--- EXTRACTED ENTRIES Enclosed Below ---

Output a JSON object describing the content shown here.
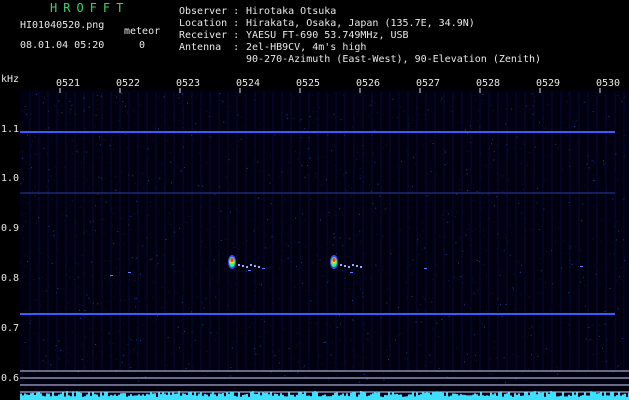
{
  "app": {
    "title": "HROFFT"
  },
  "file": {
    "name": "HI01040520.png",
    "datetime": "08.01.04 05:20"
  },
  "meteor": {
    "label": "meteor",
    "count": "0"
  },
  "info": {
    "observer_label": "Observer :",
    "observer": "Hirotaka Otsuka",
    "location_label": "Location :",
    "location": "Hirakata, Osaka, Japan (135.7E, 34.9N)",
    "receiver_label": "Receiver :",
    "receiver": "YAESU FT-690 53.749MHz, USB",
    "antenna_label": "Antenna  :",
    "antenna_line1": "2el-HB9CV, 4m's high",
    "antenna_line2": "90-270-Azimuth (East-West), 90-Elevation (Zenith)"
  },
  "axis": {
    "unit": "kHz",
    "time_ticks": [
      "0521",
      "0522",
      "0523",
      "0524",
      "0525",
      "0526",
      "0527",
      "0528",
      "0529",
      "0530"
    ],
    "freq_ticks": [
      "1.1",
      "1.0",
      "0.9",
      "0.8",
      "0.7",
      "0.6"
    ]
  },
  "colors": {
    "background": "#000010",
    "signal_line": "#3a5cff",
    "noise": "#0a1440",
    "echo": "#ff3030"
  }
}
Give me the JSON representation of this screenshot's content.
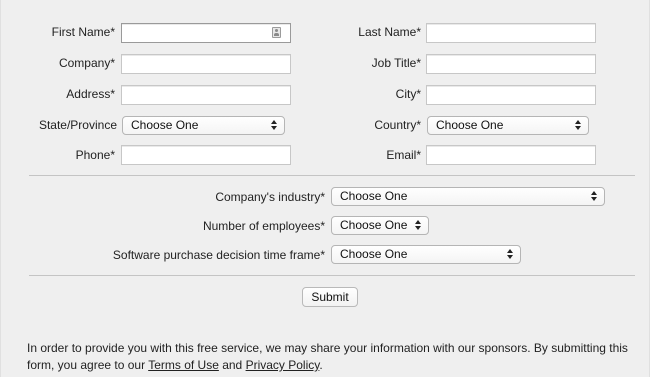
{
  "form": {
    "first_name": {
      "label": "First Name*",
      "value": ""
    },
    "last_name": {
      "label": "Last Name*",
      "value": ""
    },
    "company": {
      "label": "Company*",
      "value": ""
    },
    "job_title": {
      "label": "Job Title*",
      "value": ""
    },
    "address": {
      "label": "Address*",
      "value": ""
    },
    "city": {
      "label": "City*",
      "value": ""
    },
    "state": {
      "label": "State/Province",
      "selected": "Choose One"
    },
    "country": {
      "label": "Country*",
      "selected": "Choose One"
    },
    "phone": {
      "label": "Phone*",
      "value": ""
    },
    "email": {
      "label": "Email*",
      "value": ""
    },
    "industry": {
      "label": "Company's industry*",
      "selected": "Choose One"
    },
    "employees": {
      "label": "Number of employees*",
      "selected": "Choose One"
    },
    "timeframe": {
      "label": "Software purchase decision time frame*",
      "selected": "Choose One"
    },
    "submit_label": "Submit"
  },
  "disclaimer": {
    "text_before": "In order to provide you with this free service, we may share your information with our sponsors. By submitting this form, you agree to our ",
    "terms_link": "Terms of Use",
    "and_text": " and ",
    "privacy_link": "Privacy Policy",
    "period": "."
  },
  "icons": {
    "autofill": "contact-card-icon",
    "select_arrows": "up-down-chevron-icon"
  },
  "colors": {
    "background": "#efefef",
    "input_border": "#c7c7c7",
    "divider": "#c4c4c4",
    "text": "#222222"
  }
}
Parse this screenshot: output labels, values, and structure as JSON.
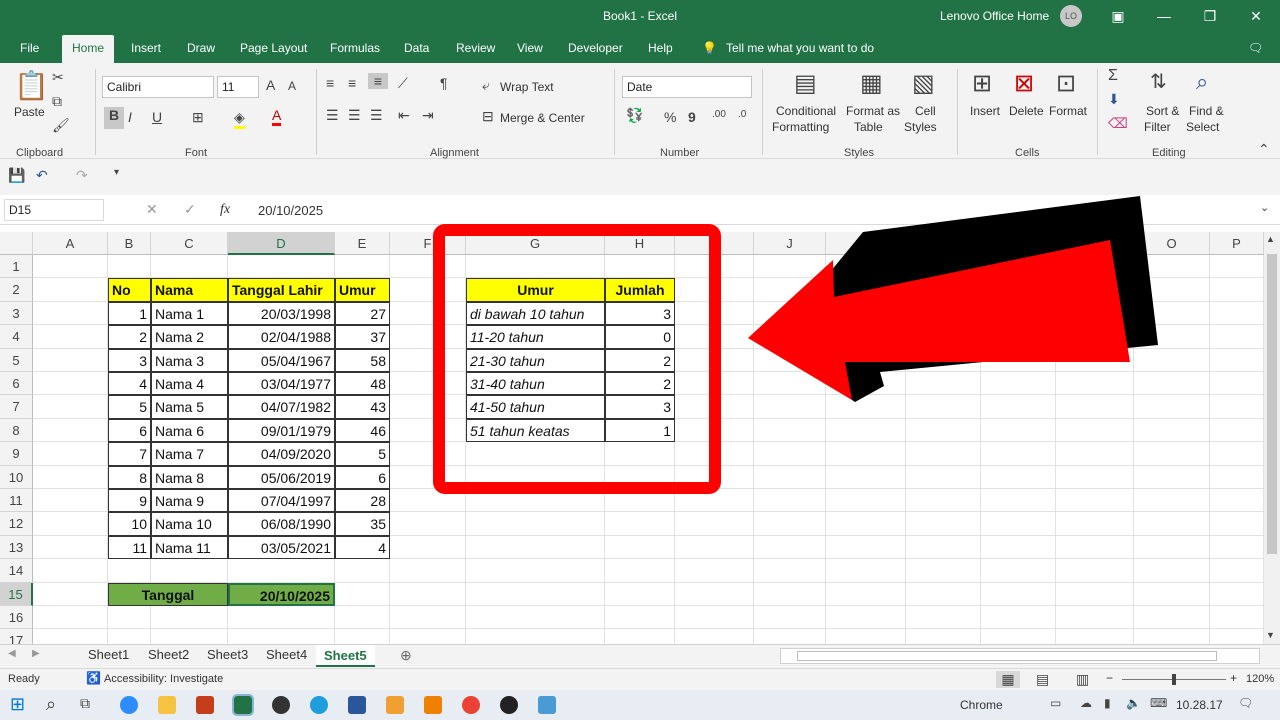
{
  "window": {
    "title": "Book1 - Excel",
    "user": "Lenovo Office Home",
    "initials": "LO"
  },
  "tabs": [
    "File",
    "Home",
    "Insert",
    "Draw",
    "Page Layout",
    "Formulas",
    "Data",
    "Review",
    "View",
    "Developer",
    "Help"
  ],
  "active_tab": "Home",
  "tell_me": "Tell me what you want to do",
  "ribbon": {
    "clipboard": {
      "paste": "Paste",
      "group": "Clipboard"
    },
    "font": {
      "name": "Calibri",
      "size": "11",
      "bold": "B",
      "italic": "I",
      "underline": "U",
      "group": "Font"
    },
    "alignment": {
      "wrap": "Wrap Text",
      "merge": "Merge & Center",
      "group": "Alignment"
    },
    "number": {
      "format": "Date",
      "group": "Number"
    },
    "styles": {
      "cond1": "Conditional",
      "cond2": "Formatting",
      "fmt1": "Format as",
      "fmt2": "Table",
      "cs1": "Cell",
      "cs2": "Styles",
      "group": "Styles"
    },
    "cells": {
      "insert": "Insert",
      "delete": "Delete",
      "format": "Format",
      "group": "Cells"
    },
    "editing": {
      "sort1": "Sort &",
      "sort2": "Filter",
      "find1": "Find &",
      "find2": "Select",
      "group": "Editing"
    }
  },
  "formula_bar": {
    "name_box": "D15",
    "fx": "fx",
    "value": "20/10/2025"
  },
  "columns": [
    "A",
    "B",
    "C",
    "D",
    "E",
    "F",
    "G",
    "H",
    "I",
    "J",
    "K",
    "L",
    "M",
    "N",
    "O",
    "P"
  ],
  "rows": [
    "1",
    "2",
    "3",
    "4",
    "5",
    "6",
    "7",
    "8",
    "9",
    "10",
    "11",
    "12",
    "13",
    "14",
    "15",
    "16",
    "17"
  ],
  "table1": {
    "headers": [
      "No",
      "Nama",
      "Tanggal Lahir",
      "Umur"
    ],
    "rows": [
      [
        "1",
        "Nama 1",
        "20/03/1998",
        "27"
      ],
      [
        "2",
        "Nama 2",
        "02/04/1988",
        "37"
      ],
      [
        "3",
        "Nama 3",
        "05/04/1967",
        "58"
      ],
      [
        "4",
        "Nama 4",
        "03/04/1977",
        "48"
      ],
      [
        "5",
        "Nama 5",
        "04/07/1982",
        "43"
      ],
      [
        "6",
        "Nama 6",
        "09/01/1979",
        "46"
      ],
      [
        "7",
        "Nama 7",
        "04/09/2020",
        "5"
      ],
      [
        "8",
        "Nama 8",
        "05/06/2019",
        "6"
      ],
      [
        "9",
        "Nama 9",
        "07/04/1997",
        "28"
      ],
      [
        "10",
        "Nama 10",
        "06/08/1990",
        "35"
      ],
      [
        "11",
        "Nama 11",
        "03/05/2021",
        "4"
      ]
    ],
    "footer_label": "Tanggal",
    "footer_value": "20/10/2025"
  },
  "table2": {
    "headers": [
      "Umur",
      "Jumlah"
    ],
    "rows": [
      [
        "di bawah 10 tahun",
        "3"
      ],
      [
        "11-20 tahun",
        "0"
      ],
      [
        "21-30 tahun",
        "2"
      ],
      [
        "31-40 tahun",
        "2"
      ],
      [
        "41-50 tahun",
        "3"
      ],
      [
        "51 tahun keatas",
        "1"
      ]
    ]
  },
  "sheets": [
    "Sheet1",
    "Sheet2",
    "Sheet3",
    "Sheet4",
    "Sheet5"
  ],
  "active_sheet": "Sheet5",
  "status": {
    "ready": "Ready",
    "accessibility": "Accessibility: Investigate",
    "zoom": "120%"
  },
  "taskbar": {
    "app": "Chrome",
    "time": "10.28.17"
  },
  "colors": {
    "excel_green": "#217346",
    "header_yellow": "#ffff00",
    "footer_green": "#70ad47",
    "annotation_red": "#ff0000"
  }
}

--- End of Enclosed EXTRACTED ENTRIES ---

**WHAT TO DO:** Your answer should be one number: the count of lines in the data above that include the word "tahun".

**RESULT BELOW:** 6